Since the pandemic began makeup artists are researching the best practices for properly sanitizing their cosmetics. While it may seem that researching the best products is a step in the right direction, that is not enough to ensure proper sanitizing.
Let’s first define what “sanitizing” means:
Sanitizing involves using your 70% isopropyl alcohol to kill germs, bacteria, and some viruses. This chemical process will reduce the number of less harmful bacteria to a safe level. The CDC recommends a 5 minute dwell time for 70% isopropyl alcohol.
Some examples of sanitizing during an application are:
- Sanitizing your spatula with alcohol to ensure you have eliminated most bacteria before you dip it into your cosmetics.
- Sanitizing all cosmetic packaging.
- Sanitizing your brushes during an application.
- Sanitizing your hands with hand sanitizer.
Now let’s talk about what disinfecting means:

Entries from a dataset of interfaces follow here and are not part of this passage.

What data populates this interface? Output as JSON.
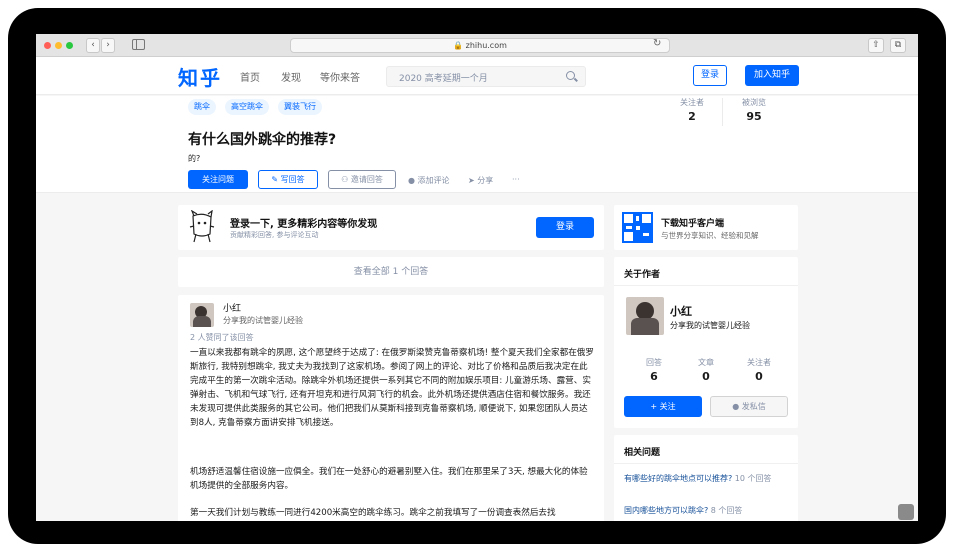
{
  "browser": {
    "url": "zhihu.com"
  },
  "header": {
    "logo": "知乎",
    "nav": [
      "首页",
      "发现",
      "等你来答"
    ],
    "search_placeholder": "2020 高考延期一个月",
    "login_label": "登录",
    "join_label": "加入知乎"
  },
  "question": {
    "tags": [
      "跳伞",
      "高空跳伞",
      "翼装飞行"
    ],
    "title": "有什么国外跳伞的推荐?",
    "description": "的?",
    "follow_label": "关注问题",
    "write_label": "写回答",
    "invite_label": "邀请回答",
    "comment_label": "添加评论",
    "share_label": "分享",
    "more_label": "···",
    "followers_label": "关注者",
    "followers": "2",
    "views_label": "被浏览",
    "views": "95"
  },
  "login_prompt": {
    "title": "登录一下, 更多精彩内容等你发现",
    "subtitle": "贡献精彩回答, 参与评论互动",
    "button": "登录"
  },
  "view_all": "查看全部 1 个回答",
  "answer": {
    "author_name": "小红",
    "author_bio": "分享我的试管婴儿经验",
    "agree_text": "2 人赞同了该回答",
    "paragraphs": [
      "一直以来我都有跳伞的夙愿, 这个愿望终于达成了: 在俄罗斯梁赞克鲁蒂察机场! 整个夏天我们全家都在俄罗斯旅行, 我特别想跳伞, 我丈夫为我找到了这家机场。参阅了网上的评论、对比了价格和品质后我决定在此完成平生的第一次跳伞活动。除跳伞外机场还提供一系列其它不同的附加娱乐项目: 儿童游乐场、露营、实弹射击、飞机和气球飞行, 还有开坦克和进行风洞飞行的机会。此外机场还提供酒店住宿和餐饮服务。我还未发现可提供此类服务的其它公司。他们把我们从莫斯科接到克鲁蒂察机场, 顺便说下, 如果您团队人员达到8人, 克鲁蒂察方面讲安排飞机接送。",
      "机场舒适温馨住宿设施一应俱全。我们在一处舒心的避暑别墅入住。我们在那里呆了3天, 想最大化的体验机场提供的全部服务内容。",
      "第一天我们计划与教练一同进行4200米高空的跳伞练习。跳伞之前我填写了一份调查表然后去找"
    ]
  },
  "app_download": {
    "title": "下载知乎客户端",
    "subtitle": "与世界分享知识、经验和见解"
  },
  "author_card": {
    "heading": "关于作者",
    "name": "小红",
    "bio": "分享我的试管婴儿经验",
    "stats": [
      {
        "label": "回答",
        "value": "6"
      },
      {
        "label": "文章",
        "value": "0"
      },
      {
        "label": "关注者",
        "value": "0"
      }
    ],
    "follow_label": "+ 关注",
    "message_label": "发私信"
  },
  "related": {
    "heading": "相关问题",
    "items": [
      {
        "title": "有哪些好的跳伞地点可以推荐?",
        "count": "10 个回答"
      },
      {
        "title": "国内哪些地方可以跳伞?",
        "count": "8 个回答"
      }
    ]
  },
  "colors": {
    "brand": "#0066ff",
    "link": "#175199",
    "muted": "#8590a6"
  }
}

This involves using Lucas-Cide, or another hospital grade disinfectant. This chemical process is able to kill more harmful bacteria and blood-borne pathogens such as staph, MRSA, HIV and hepatitis. Effective disinfection takes place when dwell time directions are followed according to the product’s label.

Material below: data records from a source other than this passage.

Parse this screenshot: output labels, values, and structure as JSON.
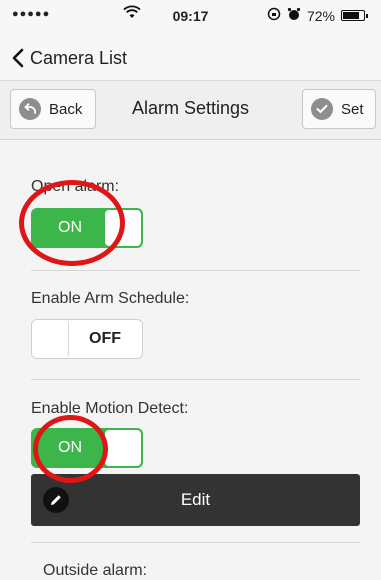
{
  "status_bar": {
    "signal": "●●●●●",
    "time": "09:17",
    "battery_percent": "72%",
    "icons": [
      "wifi-icon",
      "lock-rotation-icon",
      "alarm-clock-icon",
      "battery-icon"
    ]
  },
  "nav": {
    "back_label": "Camera List"
  },
  "toolbar": {
    "back_label": "Back",
    "title": "Alarm Settings",
    "set_label": "Set"
  },
  "settings": {
    "open_alarm": {
      "label": "Open alarm:",
      "state": "ON"
    },
    "arm_schedule": {
      "label": "Enable Arm Schedule:",
      "state": "OFF"
    },
    "motion_detect": {
      "label": "Enable Motion Detect:",
      "state": "ON"
    },
    "edit_label": "Edit",
    "outside_alarm": {
      "label": "Outside alarm:"
    }
  },
  "colors": {
    "toggle_on": "#3cb54a",
    "annotation_ring": "#e01515",
    "edit_bar": "#333333"
  }
}
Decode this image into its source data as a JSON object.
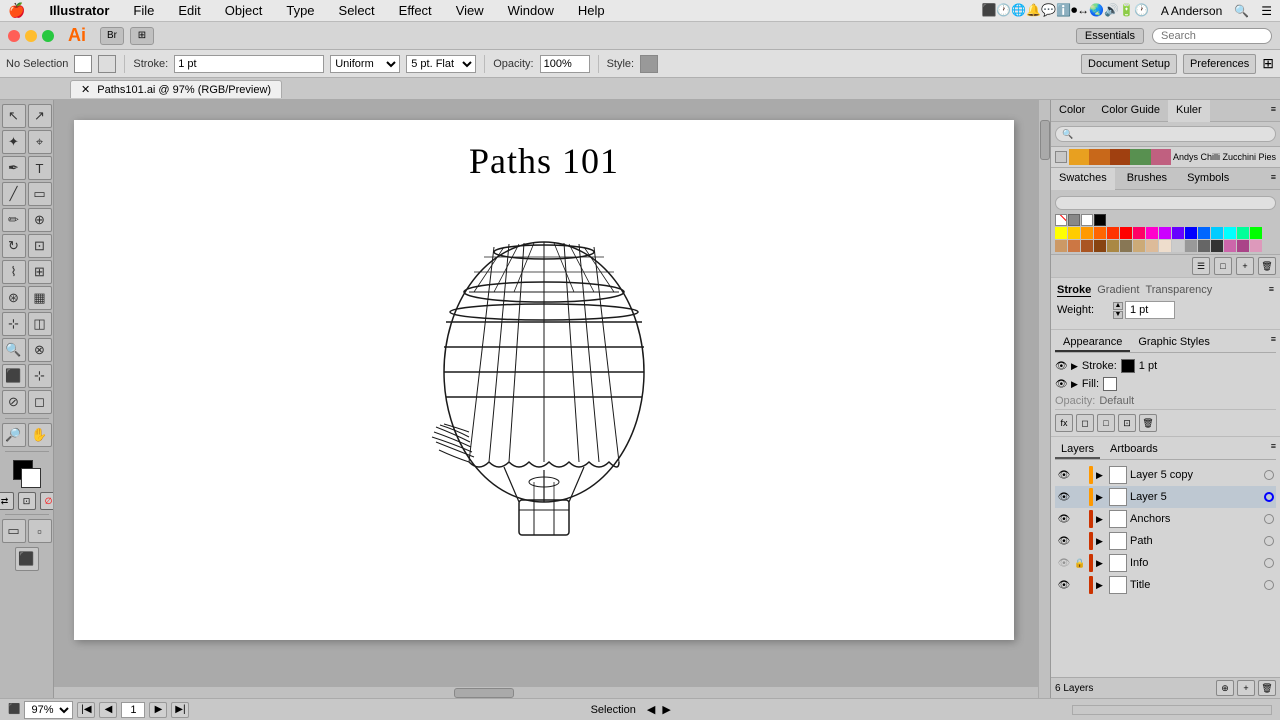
{
  "menubar": {
    "apple": "🍎",
    "app_name": "Illustrator",
    "menus": [
      "File",
      "Edit",
      "Object",
      "Type",
      "Select",
      "Effect",
      "View",
      "Window",
      "Help"
    ],
    "right_items": [
      "A Anderson"
    ],
    "icons": [
      "monitor-icon",
      "clock-icon",
      "wifi-icon",
      "bell-icon",
      "chat-icon",
      "info-icon",
      "record-icon",
      "arrows-icon",
      "lang-icon",
      "speaker-icon",
      "battery-icon",
      "time-icon"
    ]
  },
  "titlebar": {
    "ai_logo": "Ai",
    "bridge_btn": "Br",
    "arrange_btn": "⊞",
    "essentials": "Essentials",
    "search_placeholder": "Search"
  },
  "controlbar": {
    "selection_label": "No Selection",
    "stroke_label": "Stroke:",
    "stroke_value": "1 pt",
    "stroke_type": "Uniform",
    "stroke_cap": "5 pt. Flat",
    "opacity_label": "Opacity:",
    "opacity_value": "100%",
    "style_label": "Style:",
    "doc_setup_btn": "Document Setup",
    "preferences_btn": "Preferences"
  },
  "tabbar": {
    "tab_name": "Paths101.ai @ 97% (RGB/Preview)"
  },
  "canvas": {
    "title": "Paths 101"
  },
  "right_panel": {
    "color_tabs": [
      "Color",
      "Color Guide",
      "Kuler"
    ],
    "active_color_tab": "Kuler",
    "swatch_name": "Andys  Chilli Zucchini Pies",
    "swatches_tabs": [
      "Swatches",
      "Brushes",
      "Symbols"
    ],
    "active_swatches_tab": "Swatches",
    "stroke_tabs": [
      "Stroke",
      "Gradient",
      "Transparency"
    ],
    "active_stroke_tab": "Stroke",
    "weight_label": "Weight:",
    "weight_value": "1 pt",
    "appearance_tabs": [
      "Appearance",
      "Graphic Styles"
    ],
    "active_appearance_tab": "Appearance",
    "stroke_row": {
      "label": "Stroke:",
      "value": "1 pt"
    },
    "fill_row": {
      "label": "Fill:"
    },
    "opacity_row": {
      "label": "Opacity:",
      "value": "Default"
    },
    "layers_tabs": [
      "Layers",
      "Artboards"
    ],
    "active_layers_tab": "Layers",
    "layers": [
      {
        "name": "Layer 5 copy",
        "color": "#ff9900",
        "visible": true,
        "locked": false,
        "expanded": false
      },
      {
        "name": "Layer 5",
        "color": "#ff9900",
        "visible": true,
        "locked": false,
        "expanded": false,
        "active": true
      },
      {
        "name": "Anchors",
        "color": "#cc0000",
        "visible": true,
        "locked": false,
        "expanded": false
      },
      {
        "name": "Path",
        "color": "#cc0000",
        "visible": true,
        "locked": false,
        "expanded": false
      },
      {
        "name": "Info",
        "color": "#cc0000",
        "visible": false,
        "locked": true,
        "expanded": false
      },
      {
        "name": "Title",
        "color": "#cc0000",
        "visible": true,
        "locked": false,
        "expanded": false
      }
    ],
    "layers_count": "6 Layers"
  },
  "statusbar": {
    "zoom_value": "97%",
    "page_label": "1",
    "selection_label": "Selection"
  },
  "tools": {
    "selection": "↖",
    "direct_select": "↗",
    "lasso": "⌖",
    "magic_wand": "✦",
    "pen": "✒",
    "type": "T",
    "line": "╱",
    "rect": "▭",
    "brush": "✏",
    "blob_brush": "⊕",
    "rotate": "↻",
    "scale": "⊡",
    "warp": "⌇",
    "free_transform": "⊞",
    "sym_spray": "⊛",
    "column_graph": "▦",
    "mesh": "⊞",
    "gradient": "◫",
    "eyedropper": "🔍",
    "blend": "⊗",
    "live_paint": "⬛",
    "perspective": "⊹",
    "slice": "⊘",
    "eraser": "◻",
    "zoom": "🔎",
    "hand": "✋"
  }
}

Some examples of disinfecting during an application are:
- Disinfecting brushes after they have been cleaned and free of debris.

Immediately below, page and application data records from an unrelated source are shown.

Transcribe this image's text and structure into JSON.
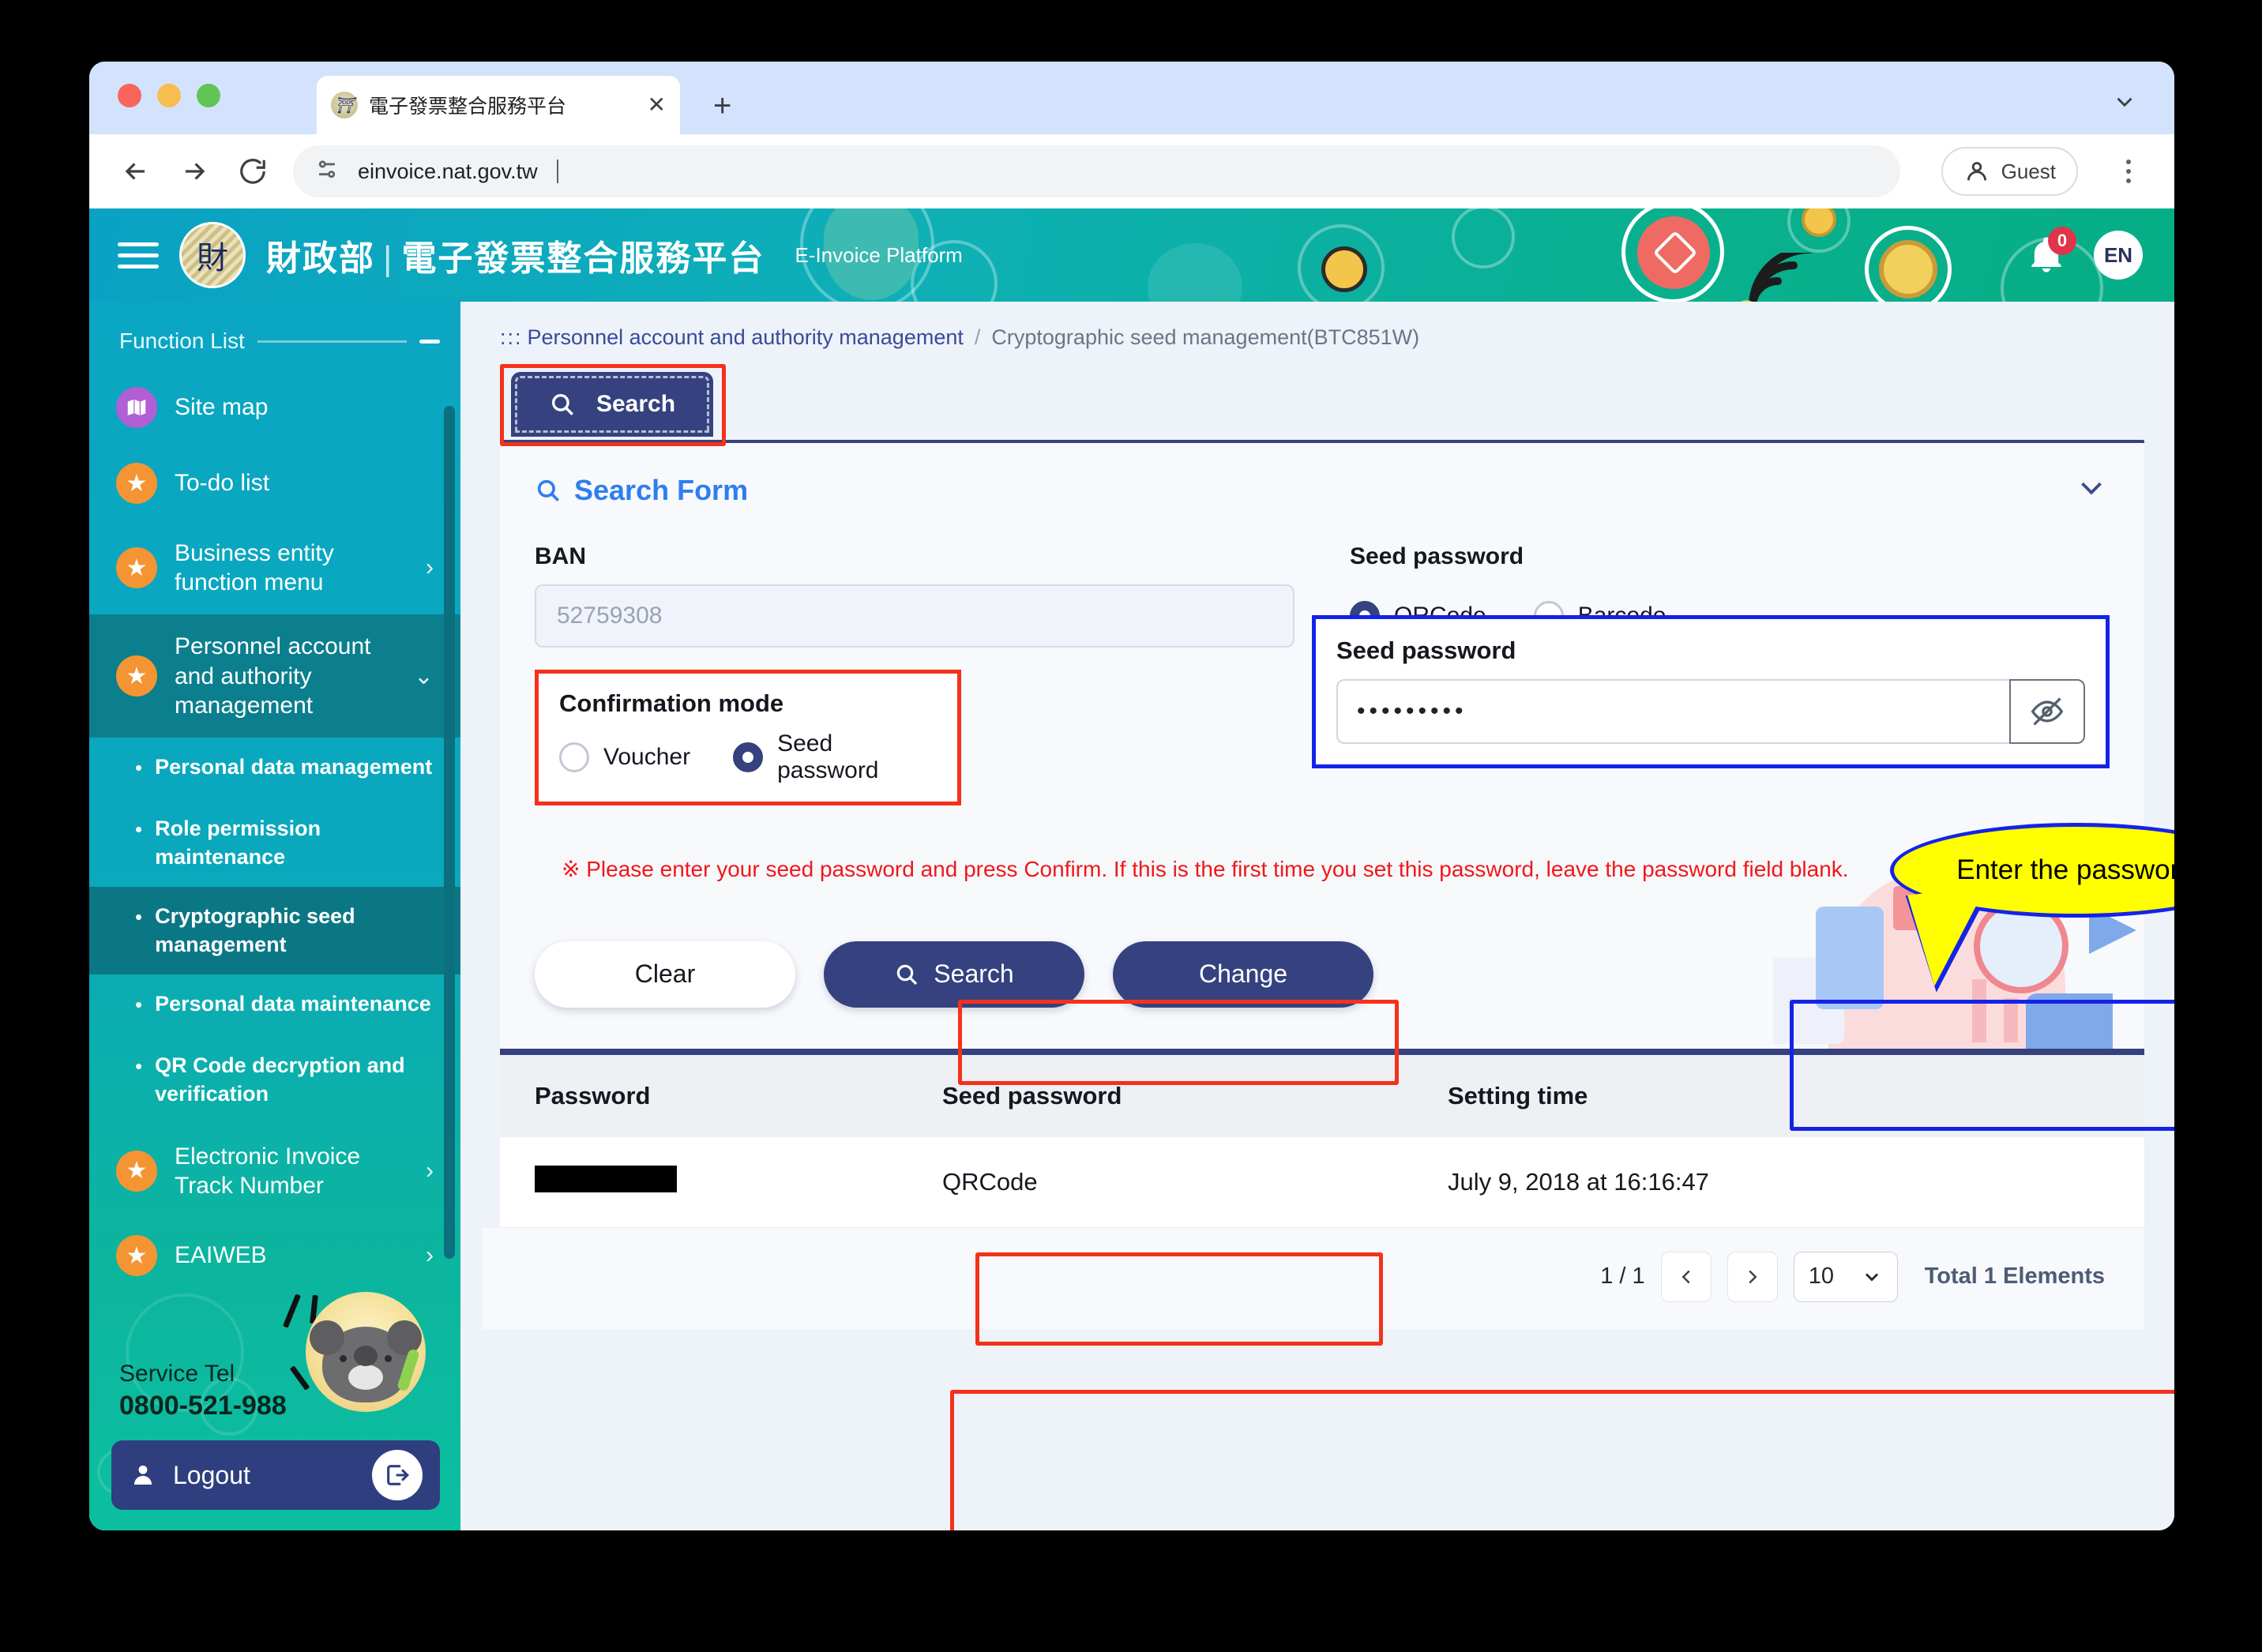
{
  "browser": {
    "tab_title": "電子發票整合服務平台",
    "tab_favicon": "mof-emblem-icon",
    "close_label": "✕",
    "newtab_label": "+",
    "url": "einvoice.nat.gov.tw",
    "guest_label": "Guest"
  },
  "header": {
    "brand_cn_left": "財政部",
    "brand_separator": "|",
    "brand_cn_right": "電子發票整合服務平台",
    "brand_en": "E-Invoice Platform",
    "notification_count": "0",
    "language": "EN"
  },
  "sidebar": {
    "function_list_label": "Function List",
    "items": [
      {
        "label": "Site map",
        "icon": "map-icon",
        "icon_color": "#b05fd4",
        "has_chevron": false
      },
      {
        "label": "To-do list",
        "icon": "star-icon",
        "icon_color": "#f59433",
        "has_chevron": false
      },
      {
        "label": "Business entity function menu",
        "icon": "star-icon",
        "icon_color": "#f59433",
        "has_chevron": true,
        "chevron": "›"
      },
      {
        "label": "Personnel account and authority management",
        "icon": "star-icon",
        "icon_color": "#f59433",
        "has_chevron": true,
        "chevron": "⌄",
        "active": true
      }
    ],
    "subitems": [
      {
        "label": "Personal data management",
        "active": false
      },
      {
        "label": "Role permission maintenance",
        "active": false
      },
      {
        "label": "Cryptographic seed management",
        "active": true
      },
      {
        "label": "Personal data maintenance",
        "active": false
      },
      {
        "label": "QR Code decryption and verification",
        "active": false
      }
    ],
    "items_after": [
      {
        "label": "Electronic Invoice Track Number",
        "icon": "star-icon",
        "icon_color": "#f59433",
        "chevron": "›"
      },
      {
        "label": "EAIWEB",
        "icon": "star-icon",
        "icon_color": "#f59433",
        "chevron": "›"
      }
    ],
    "service_tel_label": "Service Tel",
    "service_tel_number": "0800-521-988",
    "logout_label": "Logout",
    "logout_icon": "logout-icon",
    "avatar_icon": "koala-agent-avatar"
  },
  "breadcrumb": {
    "dots": ":::",
    "parent": "Personnel account and authority management",
    "separator": "/",
    "current": "Cryptographic seed management(BTC851W)"
  },
  "tab": {
    "search_label": "Search",
    "search_icon": "magnifier-icon"
  },
  "panel": {
    "title": "Search Form",
    "title_icon": "magnifier-icon",
    "collapse_icon": "chevron-down-icon"
  },
  "form": {
    "ban_label": "BAN",
    "ban_value": "52759308",
    "seed_password_group_label": "Seed password",
    "seed_password_options": [
      {
        "label": "QRCode",
        "selected": true
      },
      {
        "label": "Barcode",
        "selected": false
      }
    ],
    "confirmation_mode_label": "Confirmation mode",
    "confirmation_mode_options": [
      {
        "label": "Voucher",
        "selected": false
      },
      {
        "label": "Seed password",
        "selected": true
      }
    ],
    "seed_password_box_label": "Seed password",
    "seed_password_value": "•••••••••",
    "toggle_visibility_icon": "eye-slash-icon"
  },
  "callout": {
    "text": "Enter the password",
    "fill": "#ffff00",
    "stroke": "#1423e8"
  },
  "notice": {
    "text": "※ Please enter your seed password and press Confirm. If this is the first time you set this password, leave the password field blank.",
    "color": "#f0171b",
    "close_label": "✕"
  },
  "buttons": {
    "clear": "Clear",
    "search": "Search",
    "change": "Change",
    "search_icon": "magnifier-icon"
  },
  "results": {
    "columns": [
      "Password",
      "Seed password",
      "Setting time"
    ],
    "rows": [
      {
        "password": "",
        "password_redacted": true,
        "seed_password": "QRCode",
        "setting_time": "July 9, 2018 at 16:16:47"
      }
    ]
  },
  "pagination": {
    "page_indicator": "1 / 1",
    "prev_icon": "chevron-left-icon",
    "next_icon": "chevron-right-icon",
    "page_size": "10",
    "page_size_caret": "chevron-down-icon",
    "total_label": "Total 1 Elements"
  },
  "highlights": {
    "red": "#f4321a",
    "blue": "#1423e8"
  }
}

- Disinfecting tools like your metal cup, pencil sharpener, tweezers, scissors or grooming tools.
- Disinfecting your station or other surfaces you and your client may come in contact with.
Here is what we recommend:
- Disinfect all your cosmetic packaging.
- Disinfect all tools and brushes between each client.
- Disinfect your work station before and after each client.
- Sanitize all cosmetics before and after depotting.
- Sanitize your hands often.
Here are products commonly used for sanitizing during a makeup application:
- 70% Isopropyl Alcohol
- Beauty So Clean
- Makeup Sanitizing Spray by Cinema Secrets
- Hand Sanitizer
Here are products/tools commonly used for disinfecting makeup tools:
- Sterile-Light (code sc389 for $210 off the Beauty Edition Illumicide Disinfecting Case)
Don’t let artistry before health ruin your career
In all facets of makeup, it seems as though beauty comes before health. Oftentimes, you’ll find artists apply makeup to a consumer and use that same brush to try the foundation on another consumer. Artists are not aware that there are bacteria that live on there, mucus membranes, blood-borne pathogens, and so it really doesn’t matter which area of the industry you take a look at. There is no makeup sanitation standard, until now.
Certification & Training Sanitation Standards 2.0
Follow and Converse with Sanitation Conversation™ on Social Media